ALBANY, N.Y. (WIVB) — On Thursday afternoon, Sen. Charles Schumer announced the Senate passage of the TRACED Act.
This new legislation is designed to equip federal agencies with new tools and power to help stop robocalls.
Schumer’s office says that this year, people in the state have been hit with more than 1.2 billion robocalls, even at night.
Many of the calls appear to come from overseas, and some people are convinced that they should call the numbers back, leading to additional international fees on their phone bills.
“I’ve been beating the drum on the plague of robocalls for years now, because there’s very little more annoying to New Yorkers than being woken up in the dead of night by automated calls trying to scam them out of their hard-earned money. Today, the Senate has taken a major step forward in this fight by passing the TRACED Act. The TRACED Act, at long last, will arm the feds with new tools and authority to trace, prosecute and enforce fines against robocall scammers, as well as set new call authentication requirements designed to filter out robocalls—especially the ones abroad—before they reach the phones of unsuspecting New Yorkers.
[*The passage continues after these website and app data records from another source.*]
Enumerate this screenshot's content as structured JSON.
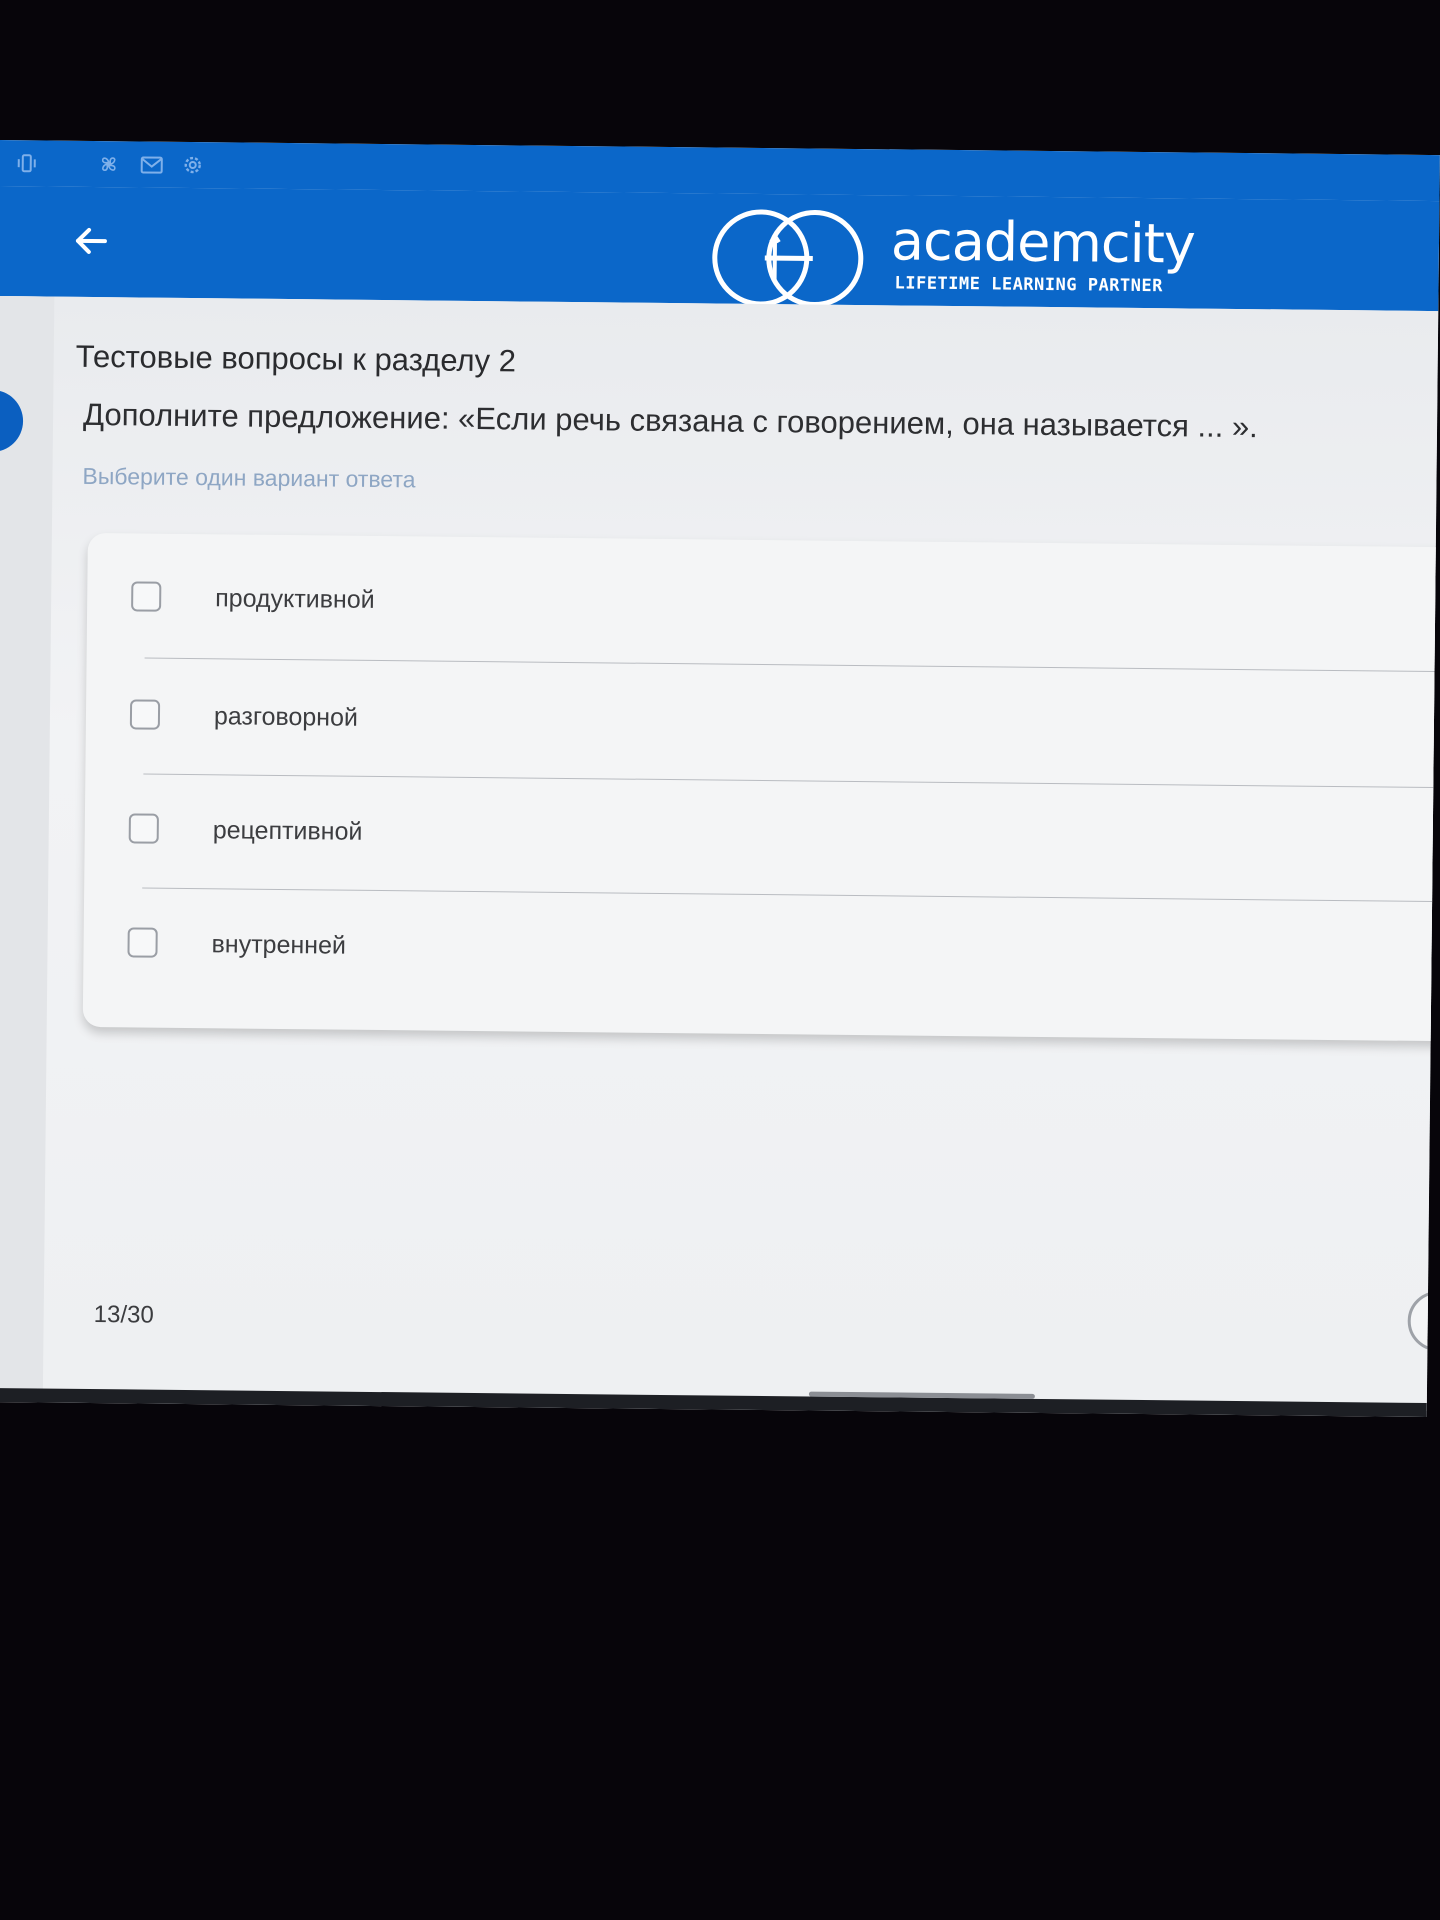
{
  "status_bar": {
    "icons": [
      "vibrate-icon",
      "fan-icon",
      "gmail-icon",
      "settings-icon"
    ]
  },
  "app_bar": {
    "back_icon": "arrow-left-icon",
    "logo": {
      "wordmark": "academcity",
      "tagline": "LIFETIME LEARNING PARTNER"
    }
  },
  "quiz": {
    "section_title": "Тестовые вопросы к разделу 2",
    "question": "Дополните предложение: «Если речь связана с говорением, она называется ... ».",
    "hint": "Выберите один вариант ответа",
    "options": [
      {
        "label": "продуктивной",
        "checked": false
      },
      {
        "label": "разговорной",
        "checked": false
      },
      {
        "label": "рецептивной",
        "checked": false
      },
      {
        "label": "внутренней",
        "checked": false
      }
    ],
    "progress": "13/30"
  },
  "colors": {
    "brand_blue": "#0b67c9",
    "hint_blue": "#8ea6c4",
    "background": "#eceef1"
  }
}
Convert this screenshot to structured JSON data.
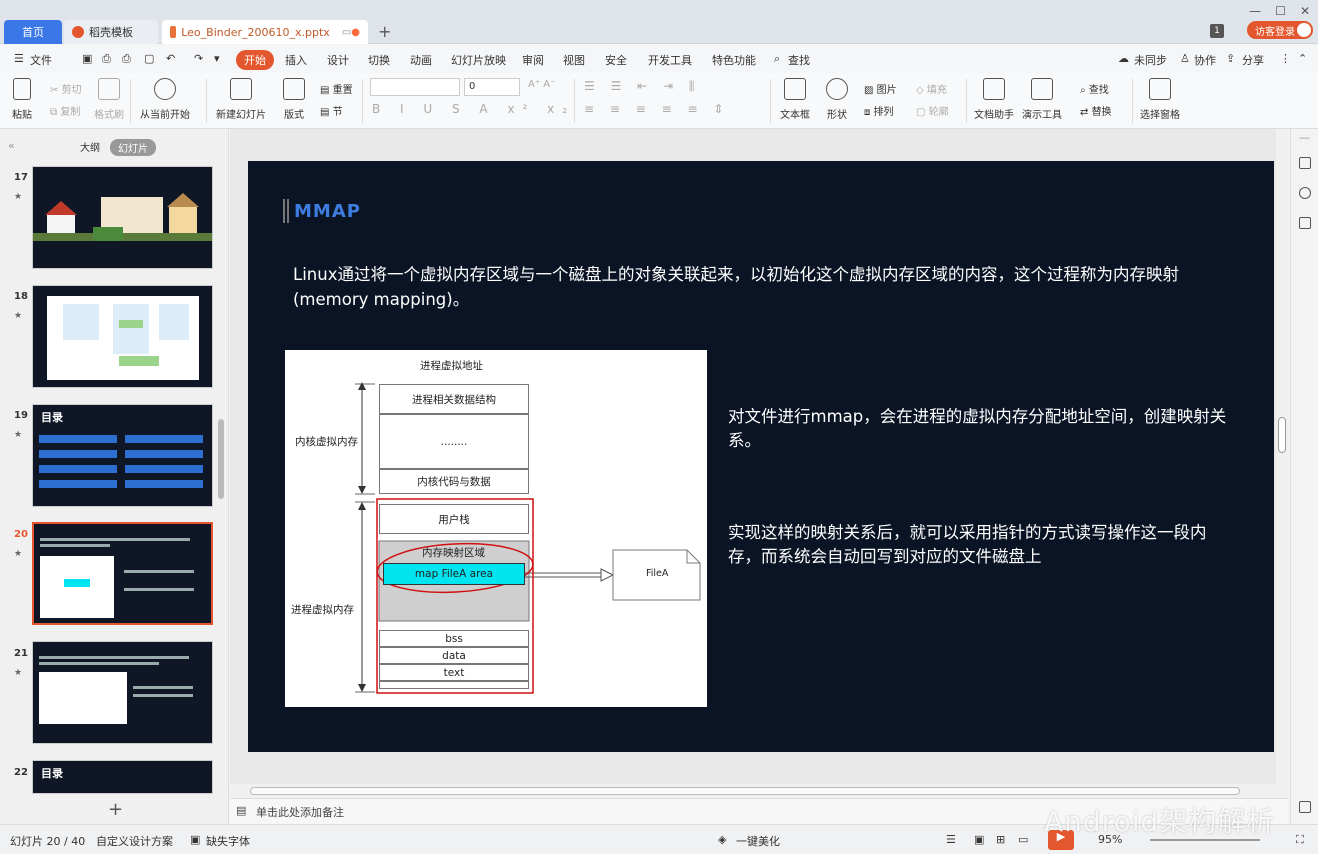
{
  "tabs": {
    "home": "首页",
    "template": "稻壳模板",
    "document": "Leo_Binder_200610_x.pptx"
  },
  "titlebar": {
    "badge": "1",
    "login": "访客登录"
  },
  "menu": {
    "file": "文件",
    "start": "开始",
    "insert": "插入",
    "design": "设计",
    "transition": "切换",
    "animation": "动画",
    "slideshow": "幻灯片放映",
    "review": "审阅",
    "view": "视图",
    "security": "安全",
    "devtools": "开发工具",
    "features": "特色功能",
    "search": "查找",
    "sync": "未同步",
    "collab": "协作",
    "share": "分享"
  },
  "ribbon": {
    "paste": "粘贴",
    "cut": "剪切",
    "copy": "复制",
    "format_painter": "格式刷",
    "play_from_current": "从当前开始",
    "new_slide": "新建幻灯片",
    "layout": "版式",
    "reset": "重置",
    "section": "节",
    "font_size": "0",
    "textbox": "文本框",
    "shape": "形状",
    "picture": "图片",
    "fill": "填充",
    "arrange": "排列",
    "outline": "轮廓",
    "doc_assistant": "文档助手",
    "presentation_tools": "演示工具",
    "find": "查找",
    "replace": "替换",
    "select_pane": "选择窗格"
  },
  "left_panel": {
    "outline_tab": "大纲",
    "slides_tab": "幻灯片",
    "slide_numbers": [
      "17",
      "18",
      "19",
      "20",
      "21",
      "22"
    ],
    "thumb_19_title": "目录",
    "thumb_22_title": "目录",
    "add_slide": "+"
  },
  "slide": {
    "title": "MMAP",
    "paragraph": "Linux通过将一个虚拟内存区域与一个磁盘上的对象关联起来，以初始化这个虚拟内存区域的内容，这个过程称为内存映射(memory mapping)。",
    "right_text_1": "对文件进行mmap，会在进程的虚拟内存分配地址空间，创建映射关系。",
    "right_text_2": "实现这样的映射关系后，就可以采用指针的方式读写操作这一段内存，而系统会自动回写到对应的文件磁盘上"
  },
  "diagram": {
    "header": "进程虚拟地址",
    "kernel_label": "内核虚拟内存",
    "process_label": "进程虚拟内存",
    "box_proc_struct": "进程相关数据结构",
    "box_dots": "........",
    "box_kernel_code": "内核代码与数据",
    "box_user_stack": "用户栈",
    "box_mmap_region": "内存映射区域",
    "box_map_file": "map FileA area",
    "box_bss": "bss",
    "box_data": "data",
    "box_text": "text",
    "file_label": "FileA"
  },
  "notes": {
    "placeholder": "单击此处添加备注"
  },
  "status": {
    "slide_counter": "幻灯片 20 / 40",
    "design_scheme": "自定义设计方案",
    "missing_font": "缺失字体",
    "beautify": "一键美化",
    "zoom": "95%"
  },
  "watermark": "Android架构解析",
  "colors": {
    "accent": "#e4572e",
    "slide_bg": "#0b1424",
    "title_blue": "#3d7de0",
    "highlight_cyan": "#00e5f0",
    "annotation_red": "#d01010"
  }
}
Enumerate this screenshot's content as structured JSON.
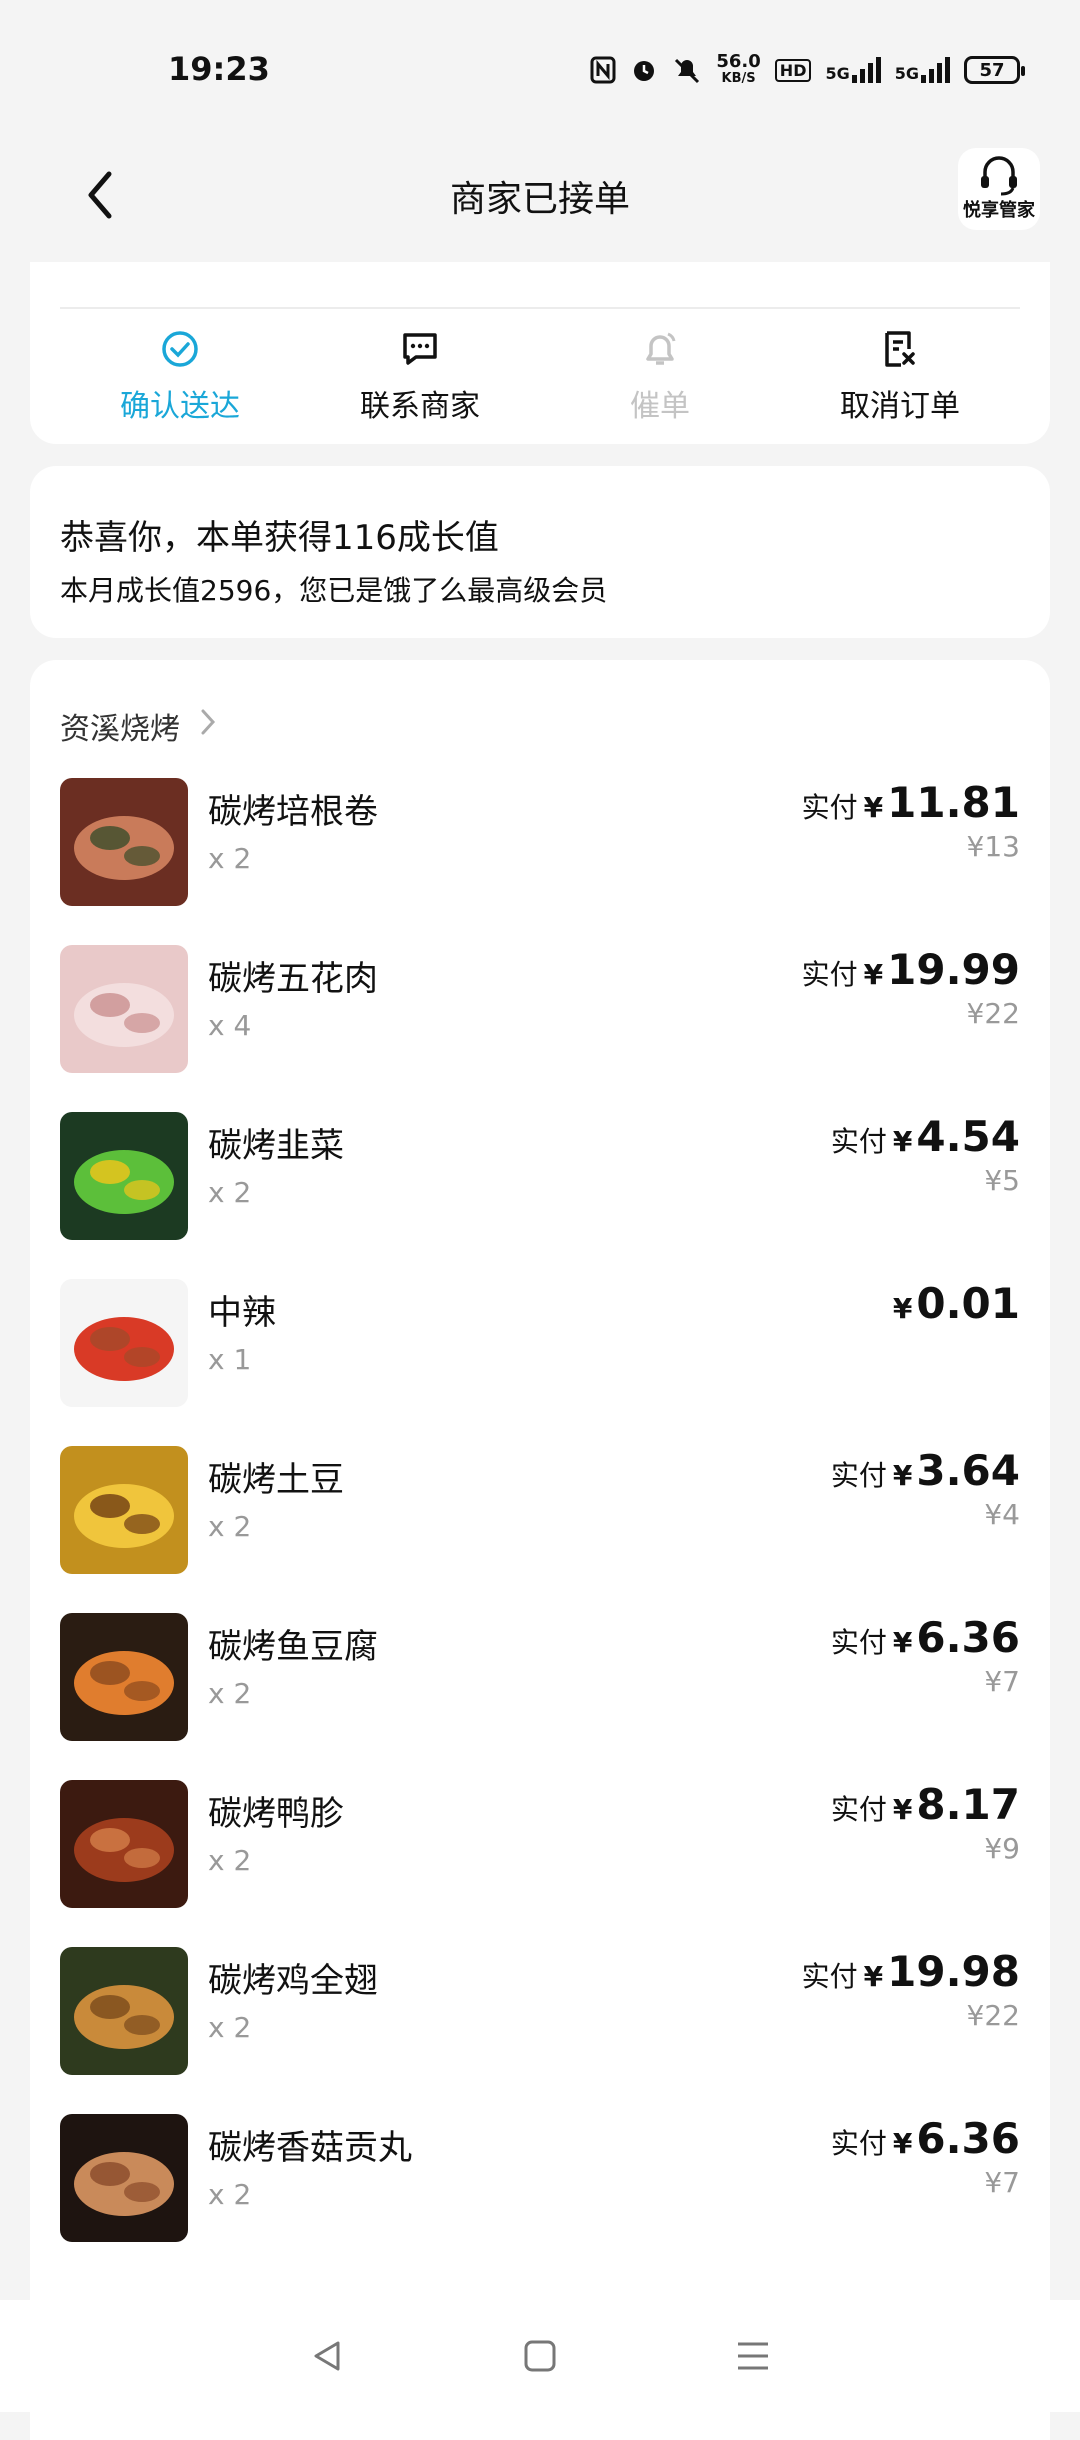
{
  "status_bar": {
    "time": "19:23",
    "net_speed_value": "56.0",
    "net_speed_unit": "KB/S",
    "hd_label": "HD",
    "signal1_label": "5G",
    "signal2_label": "5G",
    "battery": "57"
  },
  "header": {
    "title": "商家已接单",
    "butler_label": "悦享管家"
  },
  "actions": [
    {
      "label": "确认送达",
      "state": "active"
    },
    {
      "label": "联系商家",
      "state": "normal"
    },
    {
      "label": "催单",
      "state": "disabled"
    },
    {
      "label": "取消订单",
      "state": "normal"
    }
  ],
  "growth": {
    "line1": "恭喜你，本单获得116成长值",
    "line2": "本月成长值2596，您已是饿了么最高级会员"
  },
  "order": {
    "shop_name": "资溪烧烤",
    "paid_label": "实付",
    "currency": "¥",
    "items": [
      {
        "name": "碳烤培根卷",
        "qty": "x 2",
        "price": "11.81",
        "original": "¥13",
        "paid": true
      },
      {
        "name": "碳烤五花肉",
        "qty": "x 4",
        "price": "19.99",
        "original": "¥22",
        "paid": true
      },
      {
        "name": "碳烤韭菜",
        "qty": "x 2",
        "price": "4.54",
        "original": "¥5",
        "paid": true
      },
      {
        "name": "中辣",
        "qty": "x 1",
        "price": "0.01",
        "original": "",
        "paid": false
      },
      {
        "name": "碳烤土豆",
        "qty": "x 2",
        "price": "3.64",
        "original": "¥4",
        "paid": true
      },
      {
        "name": "碳烤鱼豆腐",
        "qty": "x 2",
        "price": "6.36",
        "original": "¥7",
        "paid": true
      },
      {
        "name": "碳烤鸭胗",
        "qty": "x 2",
        "price": "8.17",
        "original": "¥9",
        "paid": true
      },
      {
        "name": "碳烤鸡全翅",
        "qty": "x 2",
        "price": "19.98",
        "original": "¥22",
        "paid": true
      },
      {
        "name": "碳烤香菇贡丸",
        "qty": "x 2",
        "price": "6.36",
        "original": "¥7",
        "paid": true
      }
    ]
  },
  "colors": {
    "accent": "#1aa7d8",
    "muted": "#999999",
    "disabled": "#c4c4c4"
  }
}
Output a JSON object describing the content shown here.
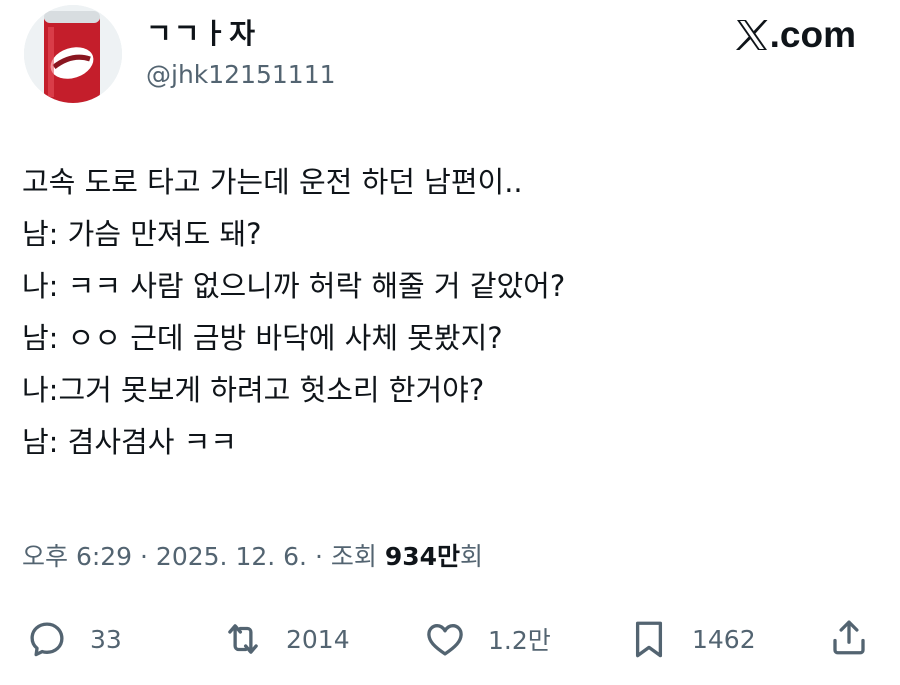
{
  "author": {
    "display_name": "ㄱㄱㅏ자",
    "handle": "@jhk12151111",
    "avatar_icon": "soda-can-avatar"
  },
  "brand": {
    "label": ".com",
    "icon": "x-logo-icon"
  },
  "tweet": {
    "lines": [
      "고속 도로 타고 가는데 운전 하던 남편이..",
      "남: 가슴 만져도 돼?",
      "나: ㅋㅋ 사람 없으니까 허락 해줄 거 같았어?",
      "남: ㅇㅇ 근데 금방 바닥에 사체 못봤지?",
      "나:그거 못보게 하려고 헛소리 한거야?",
      "남: 겸사겸사 ㅋㅋ"
    ]
  },
  "meta": {
    "time_date": "오후 6:29 · 2025. 12. 6. · 조회",
    "views_count": "934만",
    "views_suffix": "회"
  },
  "actions": {
    "reply_count": "33",
    "retweet_count": "2014",
    "like_count": "1.2만",
    "bookmark_count": "1462"
  },
  "colors": {
    "text": "#0f1419",
    "secondary": "#536471",
    "avatar_can": "#c41e2b"
  }
}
The TRACED Act is just what we need to hang up on these nonstop robocalls, and the House of Representatives should follow the Senate’s lead and pass it ASAP.” — Sen. Schumer
Here’s how it works. The TRACED Act would give the FCC the ability to fine the perpetrators of robocall schemes $10,000 per call. Also, it extends the timeframe in which the FCC can find and prosecute schemes from one to three years after a call is made.
In addition to this, the TRACED Act would make it so telecommunications companies have to implement effective call authentication technology, which would help stop robocalls from reaching peoples’ phones.
Now, Schumer says he’ll be calling on the House of Representatives to pass the legislation.